Writing can be an “omer of manna” — a reminder of who we were, where we’ve been and how God is working all things for our good. In that spirit, I share this piece that appeared on my blog last Thanksgiving
2013 has been a year of exploring thankfulness. If you outlined my life on paper, you would have wondered why being thankful was a struggle.
But my desire for thankfulness this year led to learning about three key lessons that will endure with me for the rest of life.
Thankfulness is an attitude not dependent on circumstances, good or bad.
My life was great in May 2013. College graduation? Check. Happy prospects with Mr. M? Check. Job plans after graduation? Check. Place to live? Check. Yet, I was frustrated and discontent by life not going exactly the way I wanted.
I had grown-up hearing that thankfulness isn’t about life situation, but in knowing God and understanding his character and his work. That little nugget of truth had always been shared in the context of tragedy and hardship. Shouldn’t it be true in the context of blessing? When my life has challenges, it’s easy for me to rest in the knowledge that that I know the Lord. But, when life is going well, I too often ground my thankfulness in the blessings of this earth and think of Christ as the icing on the cake.
“He who has God and everything else has no more than he who has God only,” writes C.S. Lewis.
Regardless of our situation (joy or sorrow, blessing or tragedy), we are faced with a choice: Will our happiness be grounded in our life, or in the Giver of Life?
Thus says the Lord: ‘Let not the wise man boast in his wisdom, let not the mighty man boast in his might, let not the rich man boast in his riches, but let him who boasts boast in this, that he understands and knows me, that I am the Lord who practices steadfast love, justice, and righteousness in the earth. For in these things I delight, declares the Lord.’ (Jeremiah 9:23-24).
Thankfulness must be cultivated.
I remember reading the story of Joni Eareckson Tada in high school. Following her diving accident which resulted in quadriplegia, Tada struggled with depression. A mentor encouraged her to begin keeping a gratitude journal, daily listing the things she was thankful for. Although she didn’t begin with project with a heart of gratitude, Tada found herself becoming thankful through the practice.
In May, I started keeping a “1000 Gifts” journal using the “Joy Dare” prompts from Ann Voskamp. I’ve not been as faithful with my journal as I would have liked, but it’s accomplished its purpose — cultivating a habit of thankfulness in my life.
Thankfulness is followed by joy.
I think Ann Voskamp puts it best: “Joy is the realest reality, the fullest life, and joy is always given, never grasped. God gives gifts and I give thanks and I unwrap the gift given: joy.”

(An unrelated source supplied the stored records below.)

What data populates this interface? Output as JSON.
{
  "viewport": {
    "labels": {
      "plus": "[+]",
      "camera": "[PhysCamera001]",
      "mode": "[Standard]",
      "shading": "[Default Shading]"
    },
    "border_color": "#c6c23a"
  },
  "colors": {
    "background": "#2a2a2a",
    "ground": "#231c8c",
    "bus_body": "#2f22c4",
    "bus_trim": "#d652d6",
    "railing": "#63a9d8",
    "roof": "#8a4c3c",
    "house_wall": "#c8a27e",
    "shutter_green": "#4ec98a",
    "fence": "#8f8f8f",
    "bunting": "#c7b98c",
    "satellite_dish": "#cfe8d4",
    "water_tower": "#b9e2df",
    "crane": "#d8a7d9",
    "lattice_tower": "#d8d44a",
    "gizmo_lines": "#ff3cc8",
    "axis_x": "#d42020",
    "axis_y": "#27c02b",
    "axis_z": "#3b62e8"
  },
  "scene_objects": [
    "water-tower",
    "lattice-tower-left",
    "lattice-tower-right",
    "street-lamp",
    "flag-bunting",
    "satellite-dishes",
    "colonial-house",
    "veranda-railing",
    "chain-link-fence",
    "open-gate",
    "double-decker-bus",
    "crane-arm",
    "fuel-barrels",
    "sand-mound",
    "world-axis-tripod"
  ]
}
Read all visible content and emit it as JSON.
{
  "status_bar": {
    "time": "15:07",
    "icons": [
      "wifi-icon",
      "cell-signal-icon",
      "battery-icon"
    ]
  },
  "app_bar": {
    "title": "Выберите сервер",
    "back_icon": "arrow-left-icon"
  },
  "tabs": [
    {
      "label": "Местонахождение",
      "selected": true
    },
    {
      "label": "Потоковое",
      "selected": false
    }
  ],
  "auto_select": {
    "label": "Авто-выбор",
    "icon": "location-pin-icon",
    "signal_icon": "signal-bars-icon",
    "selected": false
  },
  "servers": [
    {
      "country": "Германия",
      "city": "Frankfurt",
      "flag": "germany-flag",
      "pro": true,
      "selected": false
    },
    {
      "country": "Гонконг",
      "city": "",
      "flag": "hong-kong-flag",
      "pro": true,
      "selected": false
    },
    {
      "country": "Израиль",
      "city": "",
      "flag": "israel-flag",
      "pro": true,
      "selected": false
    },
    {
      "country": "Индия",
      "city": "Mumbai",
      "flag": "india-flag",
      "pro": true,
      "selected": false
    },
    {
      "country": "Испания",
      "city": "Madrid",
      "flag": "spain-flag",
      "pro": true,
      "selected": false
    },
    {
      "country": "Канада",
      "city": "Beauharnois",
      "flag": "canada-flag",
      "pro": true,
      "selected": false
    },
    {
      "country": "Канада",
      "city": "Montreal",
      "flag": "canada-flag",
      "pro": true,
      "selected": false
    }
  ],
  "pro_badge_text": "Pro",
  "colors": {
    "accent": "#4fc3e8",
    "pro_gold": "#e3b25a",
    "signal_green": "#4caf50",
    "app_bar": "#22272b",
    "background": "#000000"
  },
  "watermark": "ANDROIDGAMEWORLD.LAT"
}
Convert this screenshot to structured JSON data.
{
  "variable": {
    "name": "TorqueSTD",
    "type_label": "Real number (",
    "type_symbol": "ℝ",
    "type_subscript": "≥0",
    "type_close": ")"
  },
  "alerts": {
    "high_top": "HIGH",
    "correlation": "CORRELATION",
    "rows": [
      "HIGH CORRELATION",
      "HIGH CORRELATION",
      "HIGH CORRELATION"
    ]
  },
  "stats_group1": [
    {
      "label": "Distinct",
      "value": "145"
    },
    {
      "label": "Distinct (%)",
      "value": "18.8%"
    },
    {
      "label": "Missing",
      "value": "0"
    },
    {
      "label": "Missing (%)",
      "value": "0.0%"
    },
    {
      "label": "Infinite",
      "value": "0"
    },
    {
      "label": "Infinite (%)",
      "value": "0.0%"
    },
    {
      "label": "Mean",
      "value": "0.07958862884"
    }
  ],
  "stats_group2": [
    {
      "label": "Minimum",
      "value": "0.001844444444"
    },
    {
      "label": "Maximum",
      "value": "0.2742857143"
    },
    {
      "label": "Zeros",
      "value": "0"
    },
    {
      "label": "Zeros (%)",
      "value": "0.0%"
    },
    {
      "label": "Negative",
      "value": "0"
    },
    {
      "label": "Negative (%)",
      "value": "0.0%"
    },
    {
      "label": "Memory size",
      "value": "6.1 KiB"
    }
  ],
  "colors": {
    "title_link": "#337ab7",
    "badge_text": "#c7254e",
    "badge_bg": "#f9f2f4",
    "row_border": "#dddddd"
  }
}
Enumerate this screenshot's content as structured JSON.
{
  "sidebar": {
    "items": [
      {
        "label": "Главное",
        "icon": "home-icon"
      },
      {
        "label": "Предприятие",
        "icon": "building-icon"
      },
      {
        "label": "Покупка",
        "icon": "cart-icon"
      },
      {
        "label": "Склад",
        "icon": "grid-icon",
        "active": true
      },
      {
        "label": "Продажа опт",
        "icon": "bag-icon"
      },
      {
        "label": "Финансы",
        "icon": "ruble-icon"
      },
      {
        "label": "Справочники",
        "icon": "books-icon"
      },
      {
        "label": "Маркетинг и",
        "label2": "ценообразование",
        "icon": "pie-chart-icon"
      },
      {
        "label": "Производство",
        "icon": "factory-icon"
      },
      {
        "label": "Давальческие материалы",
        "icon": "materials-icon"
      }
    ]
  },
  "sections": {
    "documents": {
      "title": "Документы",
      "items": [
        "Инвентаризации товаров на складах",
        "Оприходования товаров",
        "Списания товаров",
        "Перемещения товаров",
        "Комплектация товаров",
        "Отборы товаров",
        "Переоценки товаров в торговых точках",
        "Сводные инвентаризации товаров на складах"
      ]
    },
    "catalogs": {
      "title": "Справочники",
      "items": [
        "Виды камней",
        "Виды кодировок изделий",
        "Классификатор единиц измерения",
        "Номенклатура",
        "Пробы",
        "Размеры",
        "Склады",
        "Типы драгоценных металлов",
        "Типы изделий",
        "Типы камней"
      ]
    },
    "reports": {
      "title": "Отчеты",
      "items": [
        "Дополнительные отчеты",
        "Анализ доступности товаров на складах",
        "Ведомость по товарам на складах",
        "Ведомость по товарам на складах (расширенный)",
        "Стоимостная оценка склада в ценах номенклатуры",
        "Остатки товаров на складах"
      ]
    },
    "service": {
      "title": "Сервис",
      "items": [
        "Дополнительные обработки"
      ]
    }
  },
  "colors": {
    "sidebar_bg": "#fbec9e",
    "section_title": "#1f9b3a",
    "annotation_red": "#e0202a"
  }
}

As we give thanks for everything (even what we don’t understand), we learn to look to the One who gives us life and see his sovereign hand in all. And fixing our eyes on Jesus well surely produce the deepest and sweetest joy.
Rejoice always, pray without ceasing, give thanks in all circumstances; for this is the will of God in Christ Jesus for you. (1 Thessalonians 5:16-18, ESV)